• **ACTIVITY**
For this exercise, restate the records word for word.

• **EXTRACTED RECORDS**
---+---
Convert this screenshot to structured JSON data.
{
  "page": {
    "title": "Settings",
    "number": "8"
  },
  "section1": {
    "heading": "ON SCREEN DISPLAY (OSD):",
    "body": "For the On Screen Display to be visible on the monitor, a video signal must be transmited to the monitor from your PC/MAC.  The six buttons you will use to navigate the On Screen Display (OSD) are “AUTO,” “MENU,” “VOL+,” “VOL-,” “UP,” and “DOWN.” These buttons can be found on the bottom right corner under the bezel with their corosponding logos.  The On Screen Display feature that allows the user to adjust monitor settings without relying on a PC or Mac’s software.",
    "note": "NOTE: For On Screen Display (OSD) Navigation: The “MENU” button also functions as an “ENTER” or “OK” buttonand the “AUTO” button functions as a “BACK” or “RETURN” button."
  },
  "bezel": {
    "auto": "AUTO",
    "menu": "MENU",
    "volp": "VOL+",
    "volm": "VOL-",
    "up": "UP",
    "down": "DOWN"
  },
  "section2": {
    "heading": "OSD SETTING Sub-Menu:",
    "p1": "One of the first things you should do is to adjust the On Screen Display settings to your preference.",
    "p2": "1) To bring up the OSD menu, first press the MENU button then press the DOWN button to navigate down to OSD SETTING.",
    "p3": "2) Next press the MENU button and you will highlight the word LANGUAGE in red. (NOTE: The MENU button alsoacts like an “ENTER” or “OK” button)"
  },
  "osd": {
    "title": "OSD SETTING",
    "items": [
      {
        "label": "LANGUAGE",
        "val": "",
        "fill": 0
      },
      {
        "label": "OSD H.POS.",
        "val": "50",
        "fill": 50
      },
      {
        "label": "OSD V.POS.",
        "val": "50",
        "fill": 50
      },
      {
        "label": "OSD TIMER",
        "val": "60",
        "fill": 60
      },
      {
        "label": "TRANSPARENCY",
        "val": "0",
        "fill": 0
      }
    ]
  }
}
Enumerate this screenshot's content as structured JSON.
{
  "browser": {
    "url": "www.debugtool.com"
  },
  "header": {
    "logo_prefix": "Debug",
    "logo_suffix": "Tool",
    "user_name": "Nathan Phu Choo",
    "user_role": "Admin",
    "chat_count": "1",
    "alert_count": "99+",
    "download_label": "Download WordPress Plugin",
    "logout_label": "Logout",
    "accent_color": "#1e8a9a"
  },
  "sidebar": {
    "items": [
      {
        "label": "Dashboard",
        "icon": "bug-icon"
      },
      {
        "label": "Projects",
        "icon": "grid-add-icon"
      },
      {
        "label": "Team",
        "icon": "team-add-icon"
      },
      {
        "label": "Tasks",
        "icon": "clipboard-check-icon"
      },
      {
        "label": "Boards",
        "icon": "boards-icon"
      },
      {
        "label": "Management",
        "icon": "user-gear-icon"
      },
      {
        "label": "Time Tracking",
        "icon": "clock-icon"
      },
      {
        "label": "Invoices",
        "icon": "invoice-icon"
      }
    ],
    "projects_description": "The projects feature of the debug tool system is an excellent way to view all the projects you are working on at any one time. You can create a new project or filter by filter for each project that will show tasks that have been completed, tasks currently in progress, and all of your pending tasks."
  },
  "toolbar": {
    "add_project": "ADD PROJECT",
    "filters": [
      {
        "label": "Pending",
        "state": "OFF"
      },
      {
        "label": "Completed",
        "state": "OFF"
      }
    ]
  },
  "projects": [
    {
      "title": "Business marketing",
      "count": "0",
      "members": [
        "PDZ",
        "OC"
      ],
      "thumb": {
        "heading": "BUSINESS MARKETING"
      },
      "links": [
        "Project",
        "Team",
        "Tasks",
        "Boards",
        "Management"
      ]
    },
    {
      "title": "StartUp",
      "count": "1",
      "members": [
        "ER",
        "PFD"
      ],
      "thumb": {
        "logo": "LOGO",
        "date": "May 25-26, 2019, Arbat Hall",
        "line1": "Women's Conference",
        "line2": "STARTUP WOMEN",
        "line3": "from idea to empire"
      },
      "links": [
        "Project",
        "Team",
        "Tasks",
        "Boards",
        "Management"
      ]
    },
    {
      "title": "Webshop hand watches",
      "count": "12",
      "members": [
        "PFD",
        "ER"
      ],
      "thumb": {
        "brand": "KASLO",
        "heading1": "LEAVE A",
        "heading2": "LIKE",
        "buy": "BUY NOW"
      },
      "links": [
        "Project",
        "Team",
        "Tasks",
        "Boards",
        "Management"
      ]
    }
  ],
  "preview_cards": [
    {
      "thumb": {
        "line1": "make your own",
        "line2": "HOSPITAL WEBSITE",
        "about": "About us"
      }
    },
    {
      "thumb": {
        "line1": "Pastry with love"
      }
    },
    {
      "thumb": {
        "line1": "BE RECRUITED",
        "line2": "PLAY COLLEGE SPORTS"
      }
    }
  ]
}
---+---
• **REPLY TO THE TASK**
Convert this screenshot to structured JSON data.
{
  "page": {
    "title": "Settings",
    "number": "8"
  },
  "section1": {
    "heading": "ON SCREEN DISPLAY (OSD):",
    "body": "For the On Screen Display to be visible on the monitor, a video signal must be transmited to the monitor from your PC/MAC.  The six buttons you will use to navigate the On Screen Display (OSD) are “AUTO,” “MENU,” “VOL+,” “VOL-,” “UP,” and “DOWN.” These buttons can be found on the bottom right corner under the bezel with their corosponding logos.  The On Screen Display feature that allows the user to adjust monitor settings without relying on a PC or Mac’s software.",
    "note": "NOTE: For On Screen Display (OSD) Navigation: The “MENU” button also functions as an “ENTER” or “OK” buttonand the “AUTO” button functions as a “BACK” or “RETURN” button."
  },
  "bezel": {
    "auto": "AUTO",
    "menu": "MENU",
    "volp": "VOL+",
    "volm": "VOL-",
    "up": "UP",
    "down": "DOWN"
  },
  "section2": {
    "heading": "OSD SETTING Sub-Menu:",
    "p1": "One of the first things you should do is to adjust the On Screen Display settings to your preference.",
    "p2": "1) To bring up the OSD menu, first press the MENU button then press the DOWN button to navigate down to OSD SETTING.",
    "p3": "2) Next press the MENU button and you will highlight the word LANGUAGE in red. (NOTE: The MENU button alsoacts like an “ENTER” or “OK” button)"
  },
  "osd": {
    "title": "OSD SETTING",
    "items": [
      {
        "label": "LANGUAGE",
        "val": "",
        "fill": 0
      },
      {
        "label": "OSD H.POS.",
        "val": "50",
        "fill": 50
      },
      {
        "label": "OSD V.POS.",
        "val": "50",
        "fill": 50
      },
      {
        "label": "OSD TIMER",
        "val": "60",
        "fill": 60
      },
      {
        "label": "TRANSPARENCY",
        "val": "0",
        "fill": 0
      }
    ]
  }
}
Enumerate this screenshot's content as structured JSON.
{
  "browser": {
    "url": "www.debugtool.com"
  },
  "header": {
    "logo_prefix": "Debug",
    "logo_suffix": "Tool",
    "user_name": "Nathan Phu Choo",
    "user_role": "Admin",
    "chat_count": "1",
    "alert_count": "99+",
    "download_label": "Download WordPress Plugin",
    "logout_label": "Logout",
    "accent_color": "#1e8a9a"
  },
  "sidebar": {
    "items": [
      {
        "label": "Dashboard",
        "icon": "bug-icon"
      },
      {
        "label": "Projects",
        "icon": "grid-add-icon"
      },
      {
        "label": "Team",
        "icon": "team-add-icon"
      },
      {
        "label": "Tasks",
        "icon": "clipboard-check-icon"
      },
      {
        "label": "Boards",
        "icon": "boards-icon"
      },
      {
        "label": "Management",
        "icon": "user-gear-icon"
      },
      {
        "label": "Time Tracking",
        "icon": "clock-icon"
      },
      {
        "label": "Invoices",
        "icon": "invoice-icon"
      }
    ],
    "projects_description": "The projects feature of the debug tool system is an excellent way to view all the projects you are working on at any one time. You can create a new project or filter by filter for each project that will show tasks that have been completed, tasks currently in progress, and all of your pending tasks."
  },
  "toolbar": {
    "add_project": "ADD PROJECT",
    "filters": [
      {
        "label": "Pending",
        "state": "OFF"
      },
      {
        "label": "Completed",
        "state": "OFF"
      }
    ]
  },
  "projects": [
    {
      "title": "Business marketing",
      "count": "0",
      "members": [
        "PDZ",
        "OC"
      ],
      "thumb": {
        "heading": "BUSINESS MARKETING"
      },
      "links": [
        "Project",
        "Team",
        "Tasks",
        "Boards",
        "Management"
      ]
    },
    {
      "title": "StartUp",
      "count": "1",
      "members": [
        "ER",
        "PFD"
      ],
      "thumb": {
        "logo": "LOGO",
        "date": "May 25-26, 2019, Arbat Hall",
        "line1": "Women's Conference",
        "line2": "STARTUP WOMEN",
        "line3": "from idea to empire"
      },
      "links": [
        "Project",
        "Team",
        "Tasks",
        "Boards",
        "Management"
      ]
    },
    {
      "title": "Webshop hand watches",
      "count": "12",
      "members": [
        "PFD",
        "ER"
      ],
      "thumb": {
        "brand": "KASLO",
        "heading1": "LEAVE A",
        "heading2": "LIKE",
        "buy": "BUY NOW"
      },
      "links": [
        "Project",
        "Team",
        "Tasks",
        "Boards",
        "Management"
      ]
    }
  ],
  "preview_cards": [
    {
      "thumb": {
        "line1": "make your own",
        "line2": "HOSPITAL WEBSITE",
        "about": "About us"
      }
    },
    {
      "thumb": {
        "line1": "Pastry with love"
      }
    },
    {
      "thumb": {
        "line1": "BE RECRUITED",
        "line2": "PLAY COLLEGE SPORTS"
      }
    }
  ]
}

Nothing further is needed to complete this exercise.